Bottom Line: For the loci on chromosomes 8 and 1, alleles from the Silkie breed promote incubation behaviour and influence maternal behaviour (these explain 12 and 26% of the phenotypic difference between the two founder breeds, respectively).This suggests that thyroid hormones may play a critical role in the loss of incubation behaviour and the improved egg laying behaviour of the White Leghorn breed.Our findings support the view that loss of maternal incubation behaviour in the White Leghorn breed is the result of selection for fertility and egg laying persistency and against maternal incubation behaviour.

View Article: PubMed Central - PubMed

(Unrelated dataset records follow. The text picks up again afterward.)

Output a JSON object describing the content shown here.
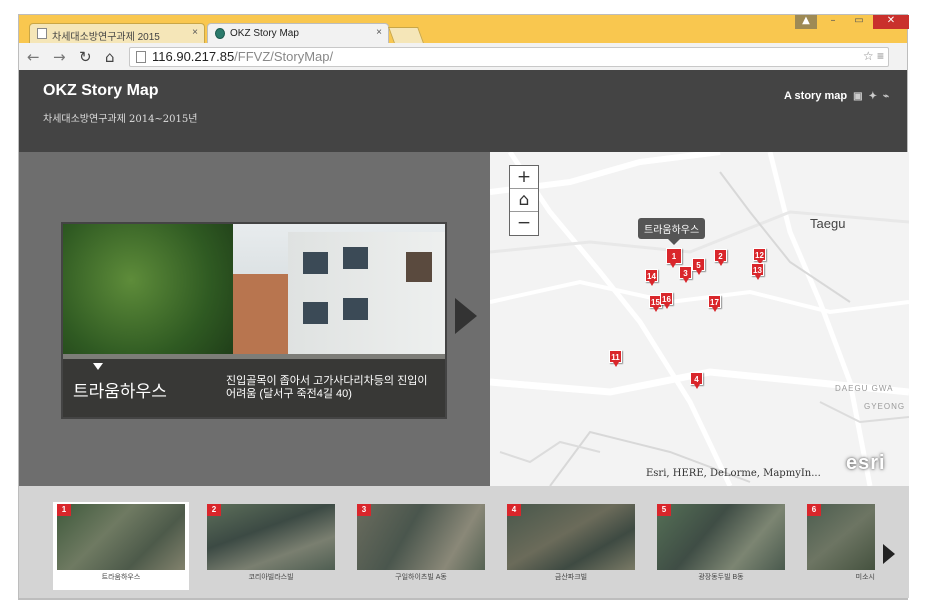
{
  "browser": {
    "tabs": [
      {
        "label": "차세대소방연구과제 2015",
        "active": false
      },
      {
        "label": "OKZ Story Map",
        "active": true
      }
    ],
    "address_host": "116.90.217.85",
    "address_path": "/FFVZ/StoryMap/"
  },
  "app": {
    "title": "OKZ Story Map",
    "subtitle": "차세대소방연구과제 2014~2015년",
    "header_link": "A story map"
  },
  "current": {
    "name": "트라움하우스",
    "description": "진입골목이 좁아서 고가사다리차등의 진입이 어려움 (달서구 죽전4길 40)"
  },
  "map": {
    "city_label": "Taegu",
    "tooltip": "트라움하우스",
    "road_label_1": "DAEGU GWA",
    "road_label_2": "GYEONG",
    "attribution": "Esri, HERE, DeLorme, MapmyIn...",
    "logo": "esri",
    "markers": [
      "1",
      "2",
      "3",
      "4",
      "5",
      "11",
      "12",
      "13",
      "14",
      "15",
      "16",
      "17"
    ]
  },
  "carousel": {
    "items": [
      {
        "num": "1",
        "label": "트라움하우스"
      },
      {
        "num": "2",
        "label": "코리아빌라스빌"
      },
      {
        "num": "3",
        "label": "구일하이츠빌 A동"
      },
      {
        "num": "4",
        "label": "금산파크빌"
      },
      {
        "num": "5",
        "label": "광장동두빌 B동"
      },
      {
        "num": "6",
        "label": "미소시"
      }
    ]
  },
  "colors": {
    "header": "#444444",
    "panel": "#6e6e6e",
    "marker": "#d9262b",
    "carousel": "#d4d4d4"
  }
}
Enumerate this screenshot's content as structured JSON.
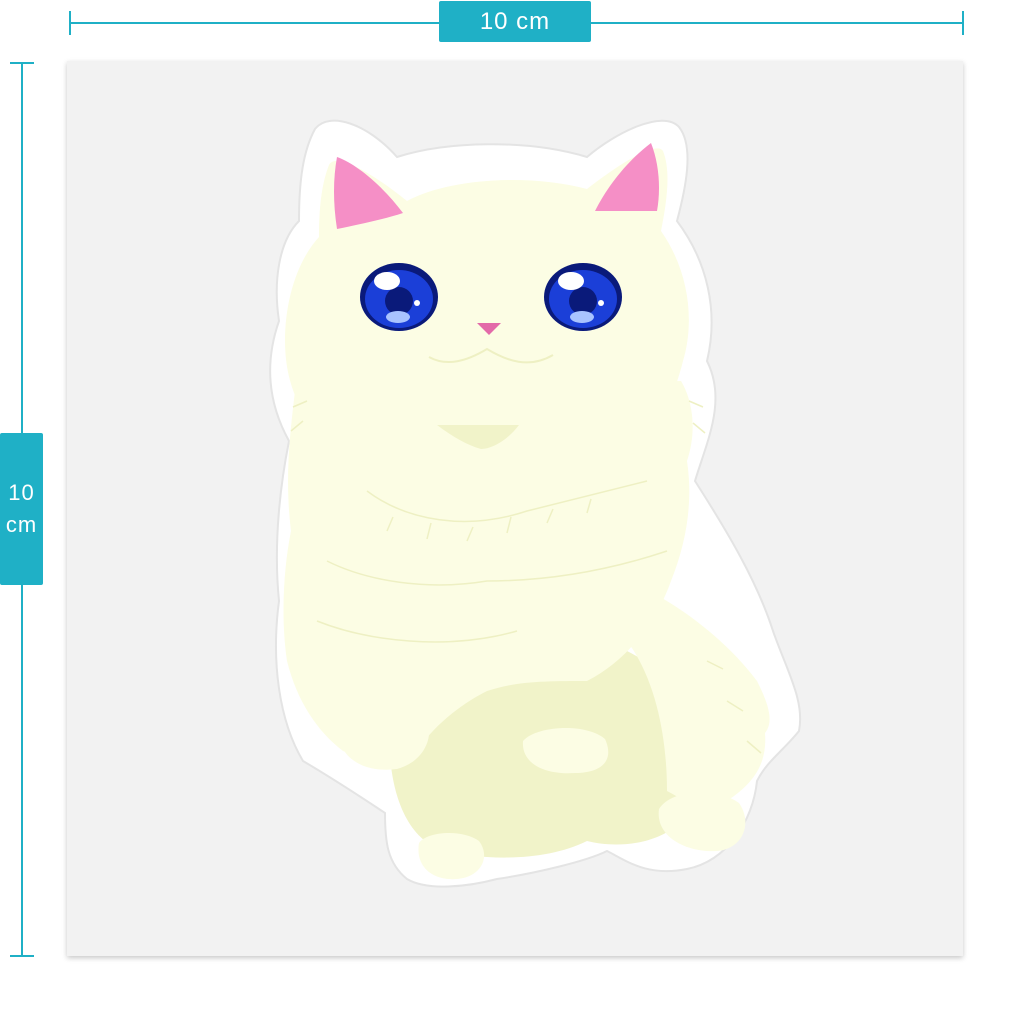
{
  "dimensions": {
    "width_label": "10 cm",
    "height_label_value": "10",
    "height_label_unit": "cm"
  },
  "colors": {
    "accent": "#1fb0c6",
    "board": "#f2f2f2",
    "cat_fur": "#fcfde4",
    "cat_shadow": "#f1f3c9",
    "fur_line": "#eef0c3",
    "ear_inner": "#f58fc6",
    "eye_blue": "#1b3fd8",
    "eye_dark": "#0a1a7a",
    "nose": "#e36aa9"
  },
  "sticker": {
    "subject": "white-fluffy-cat"
  }
}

Affiliation: Roslin Institute and Royal (Dick) School of Veterinary Studies, University of Edinburgh Easter Bush, Midlothian, EH25 9RG, Scotland, UK. atia.basheer@uvas.edu.pk.

ABSTRACT

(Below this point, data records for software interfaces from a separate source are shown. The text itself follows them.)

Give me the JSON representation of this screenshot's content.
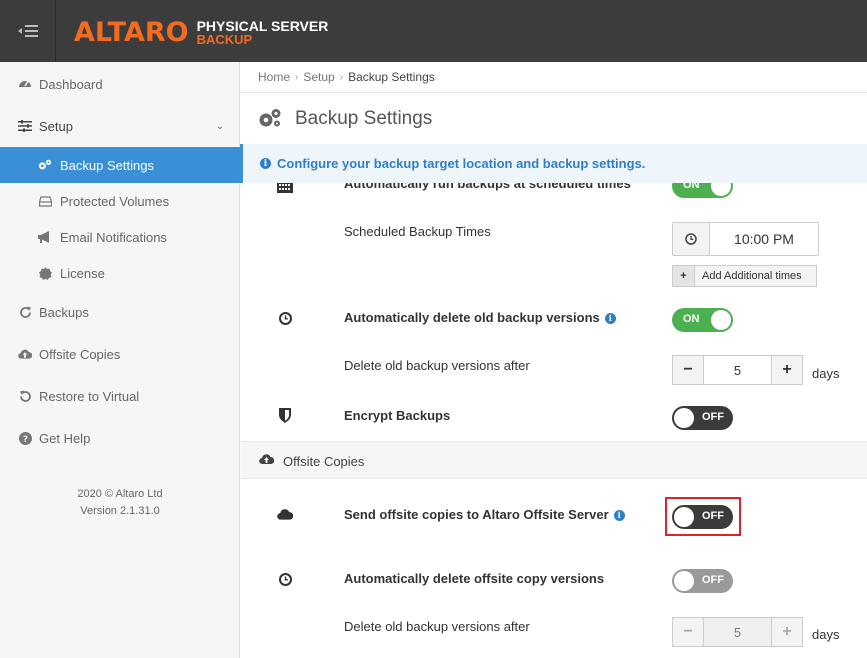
{
  "header": {
    "logo_main": "ALTARO",
    "logo_line1": "PHYSICAL SERVER",
    "logo_line2": "BACKUP",
    "accent": "#f26b21"
  },
  "sidebar": {
    "items": [
      {
        "label": "Dashboard",
        "icon": "dashboard-icon"
      },
      {
        "label": "Setup",
        "icon": "sliders-icon"
      },
      {
        "label": "Backup Settings",
        "icon": "gears-icon",
        "active": true
      },
      {
        "label": "Protected Volumes",
        "icon": "hdd-icon"
      },
      {
        "label": "Email Notifications",
        "icon": "megaphone-icon"
      },
      {
        "label": "License",
        "icon": "badge-icon"
      },
      {
        "label": "Backups",
        "icon": "refresh-icon"
      },
      {
        "label": "Offsite Copies",
        "icon": "cloud-upload-icon"
      },
      {
        "label": "Restore to Virtual",
        "icon": "undo-icon"
      },
      {
        "label": "Get Help",
        "icon": "question-icon"
      }
    ],
    "footer_line1": "2020 © Altaro Ltd",
    "footer_line2": "Version 2.1.31.0",
    "active_color": "#3a8fd6"
  },
  "breadcrumb": {
    "home": "Home",
    "setup": "Setup",
    "current": "Backup Settings"
  },
  "page_title": "Backup Settings",
  "info_bar": "Configure your backup target location and backup settings.",
  "settings": {
    "auto_run_label": "Automatically run backups at scheduled times",
    "auto_run_state": "ON",
    "scheduled_times_label": "Scheduled Backup Times",
    "scheduled_time": "10:00 PM",
    "add_times_label": "Add Additional times",
    "auto_delete_label": "Automatically delete old backup versions",
    "auto_delete_state": "ON",
    "delete_after_label": "Delete old backup versions after",
    "delete_after_value": "5",
    "delete_after_unit": "days",
    "encrypt_label": "Encrypt Backups",
    "encrypt_state": "OFF"
  },
  "offsite": {
    "section_title": "Offsite Copies",
    "send_label": "Send offsite copies to Altaro Offsite Server",
    "send_state": "OFF",
    "auto_delete_label": "Automatically delete offsite copy versions",
    "auto_delete_state": "OFF",
    "delete_after_label": "Delete old backup versions after",
    "delete_after_value": "5",
    "delete_after_unit": "days"
  },
  "colors": {
    "on": "#4cb050",
    "off": "#3b3b3b",
    "highlight": "#d9232e",
    "info": "#2f7fc8"
  }
}
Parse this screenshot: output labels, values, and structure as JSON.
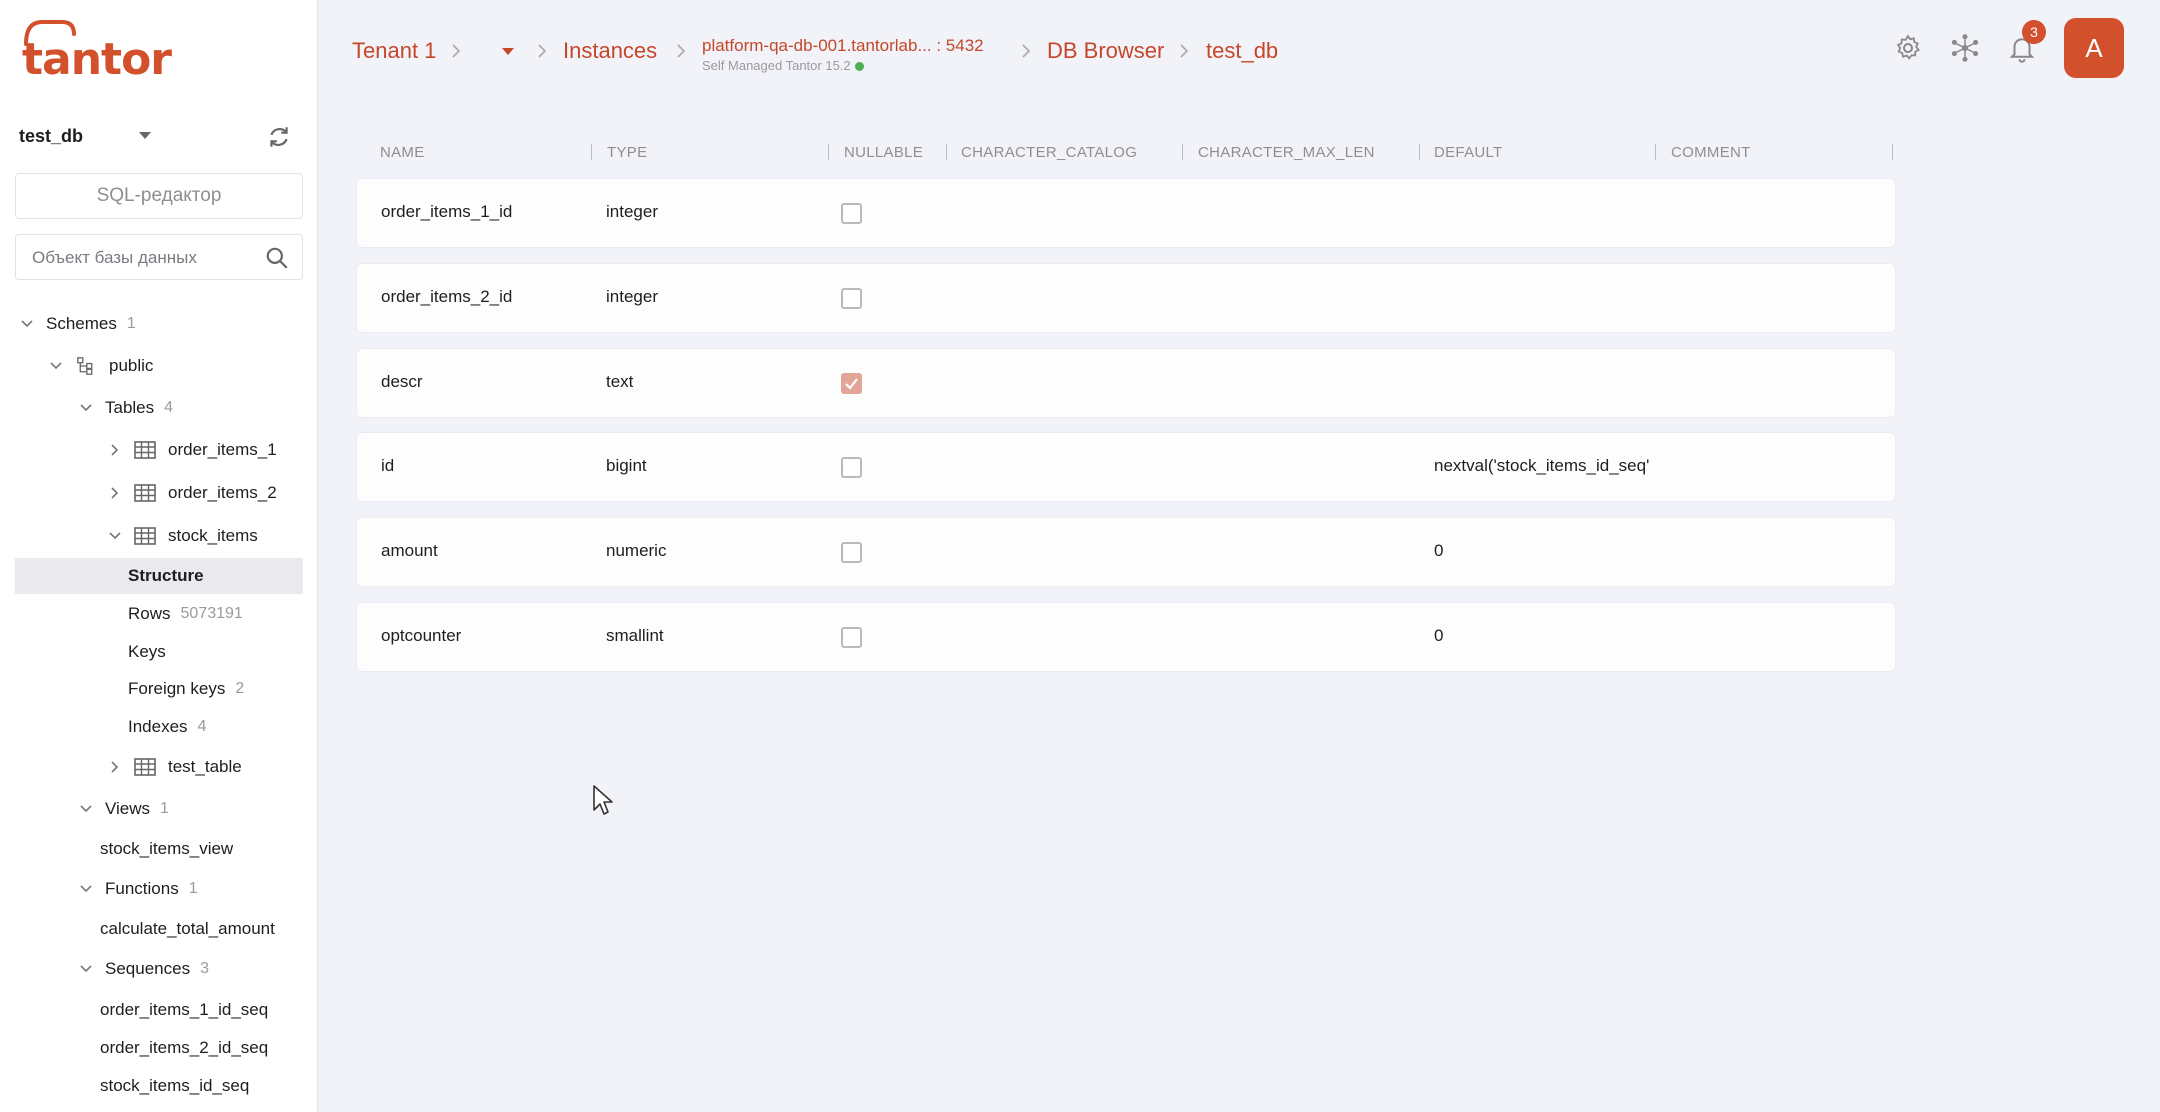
{
  "brand": {
    "logo_text": "tantor",
    "brand_color": "#d2502c"
  },
  "sidebar": {
    "database": "test_db",
    "sql_editor_label": "SQL-редактор",
    "search_placeholder": "Объект базы данных",
    "tree": {
      "schemes": {
        "label": "Schemes",
        "count": "1"
      },
      "public": {
        "label": "public"
      },
      "tables": {
        "label": "Tables",
        "count": "4"
      },
      "table_items": [
        "order_items_1",
        "order_items_2",
        "stock_items",
        "test_table"
      ],
      "stock_children": {
        "structure": "Structure",
        "rows": "Rows",
        "rows_count": "5073191",
        "keys": "Keys",
        "foreign_keys": "Foreign keys",
        "foreign_keys_count": "2",
        "indexes": "Indexes",
        "indexes_count": "4"
      },
      "views": {
        "label": "Views",
        "count": "1",
        "items": [
          "stock_items_view"
        ]
      },
      "functions": {
        "label": "Functions",
        "count": "1",
        "items": [
          "calculate_total_amount"
        ]
      },
      "sequences": {
        "label": "Sequences",
        "count": "3",
        "items": [
          "order_items_1_id_seq",
          "order_items_2_id_seq",
          "stock_items_id_seq"
        ]
      }
    }
  },
  "header": {
    "breadcrumbs": {
      "tenant": "Tenant 1",
      "instances": "Instances",
      "instance": "platform-qa-db-001.tantorlab... : 5432",
      "instance_sub": "Self Managed Tantor 15.2",
      "db_browser": "DB Browser",
      "database": "test_db"
    },
    "notifications_count": "3",
    "avatar_letter": "A"
  },
  "table": {
    "columns": [
      "NAME",
      "TYPE",
      "NULLABLE",
      "CHARACTER_CATALOG",
      "CHARACTER_MAX_LEN",
      "DEFAULT",
      "COMMENT"
    ],
    "rows": [
      {
        "name": "order_items_1_id",
        "type": "integer",
        "nullable": false,
        "default": ""
      },
      {
        "name": "order_items_2_id",
        "type": "integer",
        "nullable": false,
        "default": ""
      },
      {
        "name": "descr",
        "type": "text",
        "nullable": true,
        "default": ""
      },
      {
        "name": "id",
        "type": "bigint",
        "nullable": false,
        "default": "nextval('stock_items_id_seq'"
      },
      {
        "name": "amount",
        "type": "numeric",
        "nullable": false,
        "default": "0"
      },
      {
        "name": "optcounter",
        "type": "smallint",
        "nullable": false,
        "default": "0"
      }
    ]
  }
}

Background: A major step towards the success of chickens as a domesticated species was the separation between maternal care and reproduction. Artificial incubation replaced the natural maternal behaviour of incubation and, thus, in certain breeds, it became possible to breed chickens with persistent egg production and no incubation behaviour; a typical example is the White Leghorn strain. Conversely, some strains, such as the Silkie breed, are prized for their maternal behaviour and their willingness to incubate eggs. This is often colloquially known as broodiness.

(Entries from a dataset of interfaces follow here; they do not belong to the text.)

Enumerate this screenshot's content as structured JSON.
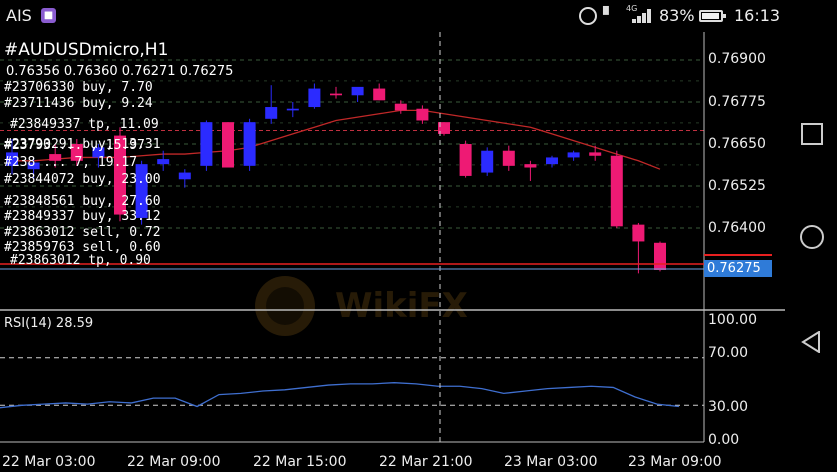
{
  "status_bar": {
    "carrier": "AIS",
    "app_badge": "■",
    "network_type": "4G",
    "battery_percent": "83%",
    "time": "16:13"
  },
  "chart": {
    "header_lines": [
      "#AUDUSDmicro,H1",
      "0.76356 0.76360 0.76271 0.76275"
    ],
    "order_labels": [
      "#23706330 buy, 7.70",
      "#23711436 buy, 9.24",
      "#23849337 tp, 11.09",
      "#23790291 buy, 13.31",
      "#23793 ... , 15.97",
      "#238 ... 7, 19.17",
      "#23844072 buy, 23.00",
      "#23848561 buy, 27.60",
      "#23849337 buy, 33.12",
      "#23863012 sell, 0.72",
      "#23859763 sell, 0.60",
      "#23863012 tp, 0.90"
    ],
    "price_levels": [
      "0.76900",
      "0.76775",
      "0.76650",
      "0.76525",
      "0.76400"
    ],
    "current_price": "0.76275",
    "rsi_title": "RSI(14) 28.59",
    "rsi_levels": [
      "100.00",
      "70.00",
      "30.00",
      "0.00"
    ],
    "time_labels": [
      "22 Mar 03:00",
      "22 Mar 09:00",
      "22 Mar 15:00",
      "22 Mar 21:00",
      "23 Mar 03:00",
      "23 Mar 09:00"
    ],
    "watermark": "WikiFX",
    "colors": {
      "bull": "#2b2bff",
      "bear": "#ee1a74",
      "ma": "#c02828",
      "rsi": "#3f6fd0",
      "price_badge": "#2f7bd8"
    }
  },
  "chart_data": {
    "type": "candlestick",
    "symbol": "AUDUSDmicro",
    "timeframe": "H1",
    "ylim": [
      0.7622,
      0.7698
    ],
    "candles": [
      {
        "o": 0.76585,
        "h": 0.76665,
        "l": 0.7656,
        "c": 0.76625
      },
      {
        "o": 0.76575,
        "h": 0.7661,
        "l": 0.76545,
        "c": 0.76595
      },
      {
        "o": 0.7662,
        "h": 0.7665,
        "l": 0.7658,
        "c": 0.766
      },
      {
        "o": 0.7665,
        "h": 0.76665,
        "l": 0.76585,
        "c": 0.766
      },
      {
        "o": 0.7661,
        "h": 0.7665,
        "l": 0.7658,
        "c": 0.7664
      },
      {
        "o": 0.76675,
        "h": 0.767,
        "l": 0.7642,
        "c": 0.7644
      },
      {
        "o": 0.7643,
        "h": 0.766,
        "l": 0.7641,
        "c": 0.7659
      },
      {
        "o": 0.7659,
        "h": 0.7663,
        "l": 0.7657,
        "c": 0.76605
      },
      {
        "o": 0.76545,
        "h": 0.76575,
        "l": 0.7652,
        "c": 0.76565
      },
      {
        "o": 0.76585,
        "h": 0.7672,
        "l": 0.7657,
        "c": 0.76715
      },
      {
        "o": 0.76715,
        "h": 0.76715,
        "l": 0.7658,
        "c": 0.7658
      },
      {
        "o": 0.76585,
        "h": 0.76725,
        "l": 0.7657,
        "c": 0.76715
      },
      {
        "o": 0.76725,
        "h": 0.76825,
        "l": 0.7671,
        "c": 0.7676
      },
      {
        "o": 0.7675,
        "h": 0.76775,
        "l": 0.7673,
        "c": 0.76755
      },
      {
        "o": 0.7676,
        "h": 0.7683,
        "l": 0.76755,
        "c": 0.76815
      },
      {
        "o": 0.768,
        "h": 0.7682,
        "l": 0.76785,
        "c": 0.76795
      },
      {
        "o": 0.76795,
        "h": 0.76815,
        "l": 0.76775,
        "c": 0.7682
      },
      {
        "o": 0.76815,
        "h": 0.7683,
        "l": 0.7678,
        "c": 0.7678
      },
      {
        "o": 0.7677,
        "h": 0.7678,
        "l": 0.7674,
        "c": 0.7675
      },
      {
        "o": 0.76755,
        "h": 0.76765,
        "l": 0.7671,
        "c": 0.7672
      },
      {
        "o": 0.76715,
        "h": 0.76715,
        "l": 0.76675,
        "c": 0.7668
      },
      {
        "o": 0.7665,
        "h": 0.7666,
        "l": 0.7655,
        "c": 0.76555
      },
      {
        "o": 0.76565,
        "h": 0.7664,
        "l": 0.76555,
        "c": 0.7663
      },
      {
        "o": 0.7663,
        "h": 0.76645,
        "l": 0.7657,
        "c": 0.76585
      },
      {
        "o": 0.7659,
        "h": 0.766,
        "l": 0.7654,
        "c": 0.7658
      },
      {
        "o": 0.7659,
        "h": 0.76615,
        "l": 0.7658,
        "c": 0.7661
      },
      {
        "o": 0.7661,
        "h": 0.7663,
        "l": 0.766,
        "c": 0.76625
      },
      {
        "o": 0.76625,
        "h": 0.76645,
        "l": 0.766,
        "c": 0.76615
      },
      {
        "o": 0.76615,
        "h": 0.7663,
        "l": 0.764,
        "c": 0.76405
      },
      {
        "o": 0.7641,
        "h": 0.76415,
        "l": 0.76265,
        "c": 0.7636
      },
      {
        "o": 0.76356,
        "h": 0.7636,
        "l": 0.76271,
        "c": 0.76275
      }
    ],
    "ma": [
      0.766,
      0.766,
      0.76605,
      0.7661,
      0.7661,
      0.7661,
      0.76615,
      0.7662,
      0.7662,
      0.76625,
      0.7663,
      0.7664,
      0.7666,
      0.7668,
      0.767,
      0.7672,
      0.7673,
      0.7674,
      0.7675,
      0.7675,
      0.7674,
      0.7673,
      0.7672,
      0.7671,
      0.767,
      0.7668,
      0.7666,
      0.7664,
      0.7662,
      0.766,
      0.76575
    ],
    "rsi_ylim": [
      0,
      100
    ],
    "rsi": [
      28,
      30,
      31,
      32,
      31,
      33,
      32,
      36,
      36,
      29,
      39,
      40,
      42,
      43,
      45,
      47,
      48,
      48,
      49,
      48,
      46,
      46,
      44,
      40,
      42,
      44,
      45,
      46,
      45,
      37,
      31,
      29
    ]
  }
}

Results: Using an F2 linkage mapping approach and a cross between White Leghorn and Silkie chicken breeds, we have mapped, for the first time, genetic loci that affect maternal behaviour on chromosomes 1, 5, 8, 13, 18 and 19 and linkage group E22C19W28. Paradoxically, heterozygous and White Leghorn homozygous genotypes were associated with an increased incidence of incubation behaviour, which exceeded that of the Silkie homozygotes for most loci. In such cases, it is likely that the loci involved are associated with increased egg production. Increased egg production increases the probability of incubation behaviour occurring because egg laying must precede incubation. For the loci on chromosomes 8 and 1, alleles from the Silkie breed promote incubation behaviour and influence maternal behaviour (these explain 12 and 26% of the phenotypic difference between the two founder breeds, respectively).

Conclusions: The over-dominant locus on chromosome 5 coincides with the strongest selective sweep reported in chickens and together with the loci on chromosomes 1 and 8, they include genes of the thyrotrophic axis. This suggests that thyroid hormones may play a critical role in the loss of incubation behaviour and the improved egg laying behaviour of the White Leghorn breed. Our findings support the view that loss of maternal incubation behaviour in the White Leghorn breed is the result of selection for fertility and egg laying persistency and against maternal incubation behaviour.

No MeSH data available.


Related in: MedlinePlus